February 22, 2017

Mario Reading: An Appreciation   

 

I began working with Mario Reading in 2006 in a manner that can only be described as serendipitous. Luck and good timing are crucial in our business and in this case I was very much the beneficiary of both. Attending a summer picnic with other publishing types, I was introduced to Duncan Proudfoot who was working at Constable & Robinson.  I told him that I was just starting out as an agent and looking to build my list and we had a very pleasant chat, the type you have at summer picnics on a lazy July evening.

Two weeks later I received a letter from Mario Reading. At the time he was published by Constable & Robinson, and was looking for new representation after the retirement of Anthea Morton-Saner, his agent of many years. Duncan remembered our chat at the picnic and suggested Mario drop me a line. I think I had two other clients at the time and I was incredibly flattered by Mario’s approach. While most of his work to that point had been bestselling interpretations of Nostradamus’ prophecies, he was keen to write more fiction. He sent through a manuscript he was working on called AFTER BARBAROSSA, a fantastic love story cum thriller set in France during World War II. I could tell right away that he was a natural storyteller.

We met over a coffee and hit it off right away.  Mario was genuinely larger than life, with a booming voice and enormous charisma. You soon realised that his storytelling abilities weren’t confined to the page. He had lived quite simply an extraordinary life, which included selling rare books, studying dressage in Vienna, running a polo stable in Gloucestershire and maintaining a coffee plantation in Mexico. And he also had cancer, diagnosed as terminal in his mid-30’s. I met him in his mid-50’s and he looked as strong as an ox, something he put down to his love of outdoor pursuits and of course the care and love of his wife Claudia who would also become a good friend. Over the years I would stay with them in the idyllic Wiltshire countryside and even had a wonderful holiday in Majorca at Mario’s generous invitation.

We officially began working together the day after our meeting. I submitted AFTER BARBAROSSA, waited for the offers to roll in….and had no takers. Rave rejections but no offers. Bloodied but unbowed, Mario and I met up again to discuss strategy. I remember him saying, “Well, there is this other novel I have in mind. Nostradamus wrote 1,000 quatrains. 942 exist today. What happened to the remaining 58?”. This was at peak Mystery with History a la Dan Brown, so my eyes lit up. I ran back to the office to tell everyone about the idea. It just seemed like a winner with a pitch virtually gift-wrapped for an agent.

He wrote the first utterly gripping 100 pages of THE NOSTRADAMUS PROPHECIES and I submitted that partial manuscript both in the UK, US and abroad. And again, no takers in the UK. We did however have pre-empts in Germany, Spain, and a number of other translation markets.
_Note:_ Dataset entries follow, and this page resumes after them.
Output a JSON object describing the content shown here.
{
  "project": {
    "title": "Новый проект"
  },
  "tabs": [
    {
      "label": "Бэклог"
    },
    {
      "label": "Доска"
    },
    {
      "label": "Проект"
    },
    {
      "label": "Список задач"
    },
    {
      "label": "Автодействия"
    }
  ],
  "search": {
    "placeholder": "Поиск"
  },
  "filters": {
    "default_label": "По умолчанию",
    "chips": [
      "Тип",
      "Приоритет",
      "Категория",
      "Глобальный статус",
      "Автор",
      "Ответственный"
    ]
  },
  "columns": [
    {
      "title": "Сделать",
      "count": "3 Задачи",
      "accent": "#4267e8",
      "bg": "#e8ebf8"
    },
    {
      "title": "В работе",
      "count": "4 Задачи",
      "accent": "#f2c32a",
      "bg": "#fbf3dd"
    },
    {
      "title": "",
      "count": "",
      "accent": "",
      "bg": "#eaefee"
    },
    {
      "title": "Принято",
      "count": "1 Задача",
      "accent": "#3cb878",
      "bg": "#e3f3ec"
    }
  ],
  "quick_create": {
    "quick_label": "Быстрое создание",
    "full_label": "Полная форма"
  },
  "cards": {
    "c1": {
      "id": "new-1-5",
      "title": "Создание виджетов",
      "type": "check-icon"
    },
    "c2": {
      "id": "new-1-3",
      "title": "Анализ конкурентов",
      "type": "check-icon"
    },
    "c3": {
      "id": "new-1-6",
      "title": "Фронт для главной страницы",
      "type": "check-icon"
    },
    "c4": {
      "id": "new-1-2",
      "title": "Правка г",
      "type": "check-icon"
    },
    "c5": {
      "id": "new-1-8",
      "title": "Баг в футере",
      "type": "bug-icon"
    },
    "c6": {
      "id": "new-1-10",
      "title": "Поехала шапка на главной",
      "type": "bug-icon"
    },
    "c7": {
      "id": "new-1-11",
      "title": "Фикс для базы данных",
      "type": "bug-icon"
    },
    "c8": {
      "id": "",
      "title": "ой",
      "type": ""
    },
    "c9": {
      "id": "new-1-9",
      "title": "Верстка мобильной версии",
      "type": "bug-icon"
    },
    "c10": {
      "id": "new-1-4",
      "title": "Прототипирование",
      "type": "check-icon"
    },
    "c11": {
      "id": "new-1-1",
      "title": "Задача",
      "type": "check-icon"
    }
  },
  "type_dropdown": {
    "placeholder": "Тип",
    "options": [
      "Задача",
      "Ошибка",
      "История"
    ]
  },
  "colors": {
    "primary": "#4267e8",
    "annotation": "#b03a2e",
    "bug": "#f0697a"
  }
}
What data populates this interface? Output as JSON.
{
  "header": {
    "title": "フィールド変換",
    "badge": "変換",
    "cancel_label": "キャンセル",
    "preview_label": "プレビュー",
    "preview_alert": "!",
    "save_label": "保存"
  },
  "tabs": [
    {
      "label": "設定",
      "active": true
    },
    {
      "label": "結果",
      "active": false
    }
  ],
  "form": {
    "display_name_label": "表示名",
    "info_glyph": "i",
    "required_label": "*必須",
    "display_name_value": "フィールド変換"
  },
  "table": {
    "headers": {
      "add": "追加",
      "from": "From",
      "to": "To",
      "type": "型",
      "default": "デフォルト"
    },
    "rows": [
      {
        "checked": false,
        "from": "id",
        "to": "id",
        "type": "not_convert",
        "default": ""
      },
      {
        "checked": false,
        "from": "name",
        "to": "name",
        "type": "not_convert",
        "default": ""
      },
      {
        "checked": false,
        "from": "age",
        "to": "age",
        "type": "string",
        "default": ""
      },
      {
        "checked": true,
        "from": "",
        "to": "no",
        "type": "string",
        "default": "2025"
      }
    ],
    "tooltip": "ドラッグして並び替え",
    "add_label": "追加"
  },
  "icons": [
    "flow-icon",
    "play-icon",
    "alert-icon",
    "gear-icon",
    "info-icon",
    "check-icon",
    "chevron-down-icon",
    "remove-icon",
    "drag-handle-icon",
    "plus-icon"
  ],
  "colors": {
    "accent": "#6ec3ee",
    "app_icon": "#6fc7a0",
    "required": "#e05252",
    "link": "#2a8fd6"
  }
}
In fact before we had the UK deal I think we had 11 overseas deals, something which bemused rather than frustrated Mario. I submitted the finished manuscript 6 months later and after 42 – yes, 42 –  submissions in the UK and a year and a half after I first submitted that partial manuscript, Ravi Mirchandani at Atlantic called to make an offer. And after that the rights sales which had been trickling in nicely, started flooding in. We ended up with 37 publishers and Atlantic put a huge amount of effort into their publication, hitting the bestseller list both here and abroad. We took the scenic route but the journey feels all the sweeter when you’re in good company.

THE NOSTRADAMUS PROPHECIES was in many ways the forerunner of Atlantic’s Corvus imprint and over the next 8 years Mario wrote five more novels for them. He loved coming into town to meet with his publisher Sara O’Keefe and would always incorporate trips to his foreign publishers on his many trips abroad.

My professional relationship with Mario taught me early on the values of patience and persistence as an agent. He was a dream author, always creative, inventive, and good humoured whether we were enjoying feast or famine. Perhaps the struggles he faced with his health helped him maintain a healthy sense of perspective. Ultimately, he knew that his contest with cancer would only have one winner as shown in this characteristically eloquent piece from The Spectator: I’m an old hand at cancer. I’ve had it nearly half my life.  

After two difficult years during which his health declined and his muse was elusive –  due to the huge amount of medication he was taking – Mario lost his battle with cancer. He died on January 29th.

As a friend, I will remember him as a gentleman, big hearted and generous, the model of stoicism. I’ll miss his company, and of course his stories, enormously.